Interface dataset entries
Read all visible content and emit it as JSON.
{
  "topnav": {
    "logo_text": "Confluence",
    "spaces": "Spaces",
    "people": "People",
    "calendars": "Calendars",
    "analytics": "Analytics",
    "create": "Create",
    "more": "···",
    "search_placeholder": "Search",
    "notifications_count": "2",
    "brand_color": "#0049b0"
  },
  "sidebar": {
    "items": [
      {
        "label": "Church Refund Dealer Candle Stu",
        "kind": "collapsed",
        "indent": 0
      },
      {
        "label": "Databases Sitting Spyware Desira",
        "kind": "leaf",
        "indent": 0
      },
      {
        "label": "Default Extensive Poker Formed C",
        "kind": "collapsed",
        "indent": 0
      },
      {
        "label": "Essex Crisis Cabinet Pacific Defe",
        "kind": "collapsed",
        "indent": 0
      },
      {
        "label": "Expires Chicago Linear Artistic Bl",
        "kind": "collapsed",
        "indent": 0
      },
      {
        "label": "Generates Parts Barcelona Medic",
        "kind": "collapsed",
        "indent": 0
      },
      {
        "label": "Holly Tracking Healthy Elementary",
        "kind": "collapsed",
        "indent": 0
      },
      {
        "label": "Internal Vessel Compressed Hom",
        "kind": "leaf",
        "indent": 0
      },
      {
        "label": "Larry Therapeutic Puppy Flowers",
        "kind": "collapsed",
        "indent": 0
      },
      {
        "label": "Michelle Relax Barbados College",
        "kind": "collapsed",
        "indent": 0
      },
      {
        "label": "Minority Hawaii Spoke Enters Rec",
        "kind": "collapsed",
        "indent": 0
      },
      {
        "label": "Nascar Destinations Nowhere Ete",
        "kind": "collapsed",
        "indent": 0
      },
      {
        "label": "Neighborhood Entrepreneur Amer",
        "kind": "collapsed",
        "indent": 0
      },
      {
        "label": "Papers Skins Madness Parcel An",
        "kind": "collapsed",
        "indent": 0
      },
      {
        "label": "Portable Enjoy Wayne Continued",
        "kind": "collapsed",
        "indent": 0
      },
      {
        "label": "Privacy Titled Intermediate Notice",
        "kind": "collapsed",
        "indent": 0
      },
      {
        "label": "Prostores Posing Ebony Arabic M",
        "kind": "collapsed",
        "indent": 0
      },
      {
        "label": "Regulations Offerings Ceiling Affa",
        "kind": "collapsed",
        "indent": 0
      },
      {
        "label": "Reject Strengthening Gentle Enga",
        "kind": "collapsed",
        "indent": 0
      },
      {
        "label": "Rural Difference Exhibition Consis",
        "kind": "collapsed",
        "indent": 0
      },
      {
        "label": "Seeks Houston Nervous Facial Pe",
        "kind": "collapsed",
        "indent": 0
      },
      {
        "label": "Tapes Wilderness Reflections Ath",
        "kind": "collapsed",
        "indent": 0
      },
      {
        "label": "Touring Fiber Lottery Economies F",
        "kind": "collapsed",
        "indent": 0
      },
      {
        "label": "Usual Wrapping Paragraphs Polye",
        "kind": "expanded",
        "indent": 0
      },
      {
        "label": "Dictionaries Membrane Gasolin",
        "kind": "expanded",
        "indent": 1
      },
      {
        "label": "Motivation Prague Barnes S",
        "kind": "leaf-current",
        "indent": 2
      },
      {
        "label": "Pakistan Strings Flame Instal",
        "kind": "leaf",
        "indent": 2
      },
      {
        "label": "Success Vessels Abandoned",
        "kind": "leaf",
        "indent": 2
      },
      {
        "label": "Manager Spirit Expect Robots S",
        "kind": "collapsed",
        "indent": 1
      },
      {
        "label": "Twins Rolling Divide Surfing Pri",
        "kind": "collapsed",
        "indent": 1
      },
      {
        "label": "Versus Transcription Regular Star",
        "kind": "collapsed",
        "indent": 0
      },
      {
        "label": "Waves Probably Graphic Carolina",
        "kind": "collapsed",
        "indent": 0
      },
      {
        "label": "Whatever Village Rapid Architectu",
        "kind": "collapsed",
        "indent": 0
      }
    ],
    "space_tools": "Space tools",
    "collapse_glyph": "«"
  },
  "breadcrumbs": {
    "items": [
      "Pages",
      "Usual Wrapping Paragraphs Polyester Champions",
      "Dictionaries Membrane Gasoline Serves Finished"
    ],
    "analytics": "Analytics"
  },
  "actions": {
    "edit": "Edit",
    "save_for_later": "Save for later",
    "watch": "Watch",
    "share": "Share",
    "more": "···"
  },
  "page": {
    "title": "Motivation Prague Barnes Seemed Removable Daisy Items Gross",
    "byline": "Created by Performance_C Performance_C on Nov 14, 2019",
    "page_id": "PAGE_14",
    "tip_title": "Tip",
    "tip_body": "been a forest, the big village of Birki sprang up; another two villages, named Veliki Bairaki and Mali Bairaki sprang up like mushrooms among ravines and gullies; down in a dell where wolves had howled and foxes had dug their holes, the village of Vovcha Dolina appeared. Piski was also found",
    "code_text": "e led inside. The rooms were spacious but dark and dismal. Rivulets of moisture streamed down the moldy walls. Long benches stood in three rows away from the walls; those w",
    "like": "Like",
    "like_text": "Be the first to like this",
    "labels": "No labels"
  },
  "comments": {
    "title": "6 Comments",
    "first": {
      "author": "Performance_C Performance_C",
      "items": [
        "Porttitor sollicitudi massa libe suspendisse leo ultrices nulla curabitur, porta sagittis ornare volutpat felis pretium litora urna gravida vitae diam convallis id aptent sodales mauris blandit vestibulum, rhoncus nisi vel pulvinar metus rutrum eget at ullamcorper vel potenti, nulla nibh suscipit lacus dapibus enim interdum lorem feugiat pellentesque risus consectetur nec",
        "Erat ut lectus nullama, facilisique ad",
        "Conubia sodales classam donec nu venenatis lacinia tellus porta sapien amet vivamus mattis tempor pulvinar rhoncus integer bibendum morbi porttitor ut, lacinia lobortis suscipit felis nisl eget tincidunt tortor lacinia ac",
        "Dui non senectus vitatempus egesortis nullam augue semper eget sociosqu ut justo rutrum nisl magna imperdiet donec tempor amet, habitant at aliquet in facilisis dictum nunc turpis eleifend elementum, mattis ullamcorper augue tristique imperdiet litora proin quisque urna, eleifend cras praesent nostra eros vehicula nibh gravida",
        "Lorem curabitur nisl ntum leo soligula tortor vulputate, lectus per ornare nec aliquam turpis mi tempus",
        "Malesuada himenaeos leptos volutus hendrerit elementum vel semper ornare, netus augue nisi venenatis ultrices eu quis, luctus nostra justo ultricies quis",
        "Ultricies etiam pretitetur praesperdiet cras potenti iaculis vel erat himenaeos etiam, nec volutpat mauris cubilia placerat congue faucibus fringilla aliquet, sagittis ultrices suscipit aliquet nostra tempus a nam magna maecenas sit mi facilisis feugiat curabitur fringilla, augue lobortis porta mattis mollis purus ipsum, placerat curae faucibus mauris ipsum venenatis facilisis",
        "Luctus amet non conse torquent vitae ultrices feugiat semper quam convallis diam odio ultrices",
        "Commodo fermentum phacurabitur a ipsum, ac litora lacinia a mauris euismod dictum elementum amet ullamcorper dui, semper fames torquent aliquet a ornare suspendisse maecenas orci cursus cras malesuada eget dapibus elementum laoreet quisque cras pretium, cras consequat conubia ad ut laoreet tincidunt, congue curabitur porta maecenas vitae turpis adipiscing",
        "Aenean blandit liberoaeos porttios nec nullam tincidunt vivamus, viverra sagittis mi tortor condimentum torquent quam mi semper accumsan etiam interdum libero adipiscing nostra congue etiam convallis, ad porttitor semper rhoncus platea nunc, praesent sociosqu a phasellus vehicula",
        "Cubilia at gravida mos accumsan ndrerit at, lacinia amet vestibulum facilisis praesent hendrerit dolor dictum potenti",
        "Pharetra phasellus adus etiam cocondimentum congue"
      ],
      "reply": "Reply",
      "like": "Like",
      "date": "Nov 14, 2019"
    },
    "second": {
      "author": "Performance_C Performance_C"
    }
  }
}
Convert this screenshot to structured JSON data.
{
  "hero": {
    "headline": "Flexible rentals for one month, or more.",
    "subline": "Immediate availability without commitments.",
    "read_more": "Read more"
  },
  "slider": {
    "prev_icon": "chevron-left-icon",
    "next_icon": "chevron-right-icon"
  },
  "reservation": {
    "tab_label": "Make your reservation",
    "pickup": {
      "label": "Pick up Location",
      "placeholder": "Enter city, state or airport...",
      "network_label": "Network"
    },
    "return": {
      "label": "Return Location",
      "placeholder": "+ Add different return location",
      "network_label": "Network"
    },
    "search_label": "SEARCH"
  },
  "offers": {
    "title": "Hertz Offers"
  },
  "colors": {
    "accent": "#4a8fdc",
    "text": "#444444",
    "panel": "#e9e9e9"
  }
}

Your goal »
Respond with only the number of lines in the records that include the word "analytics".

Result below »
2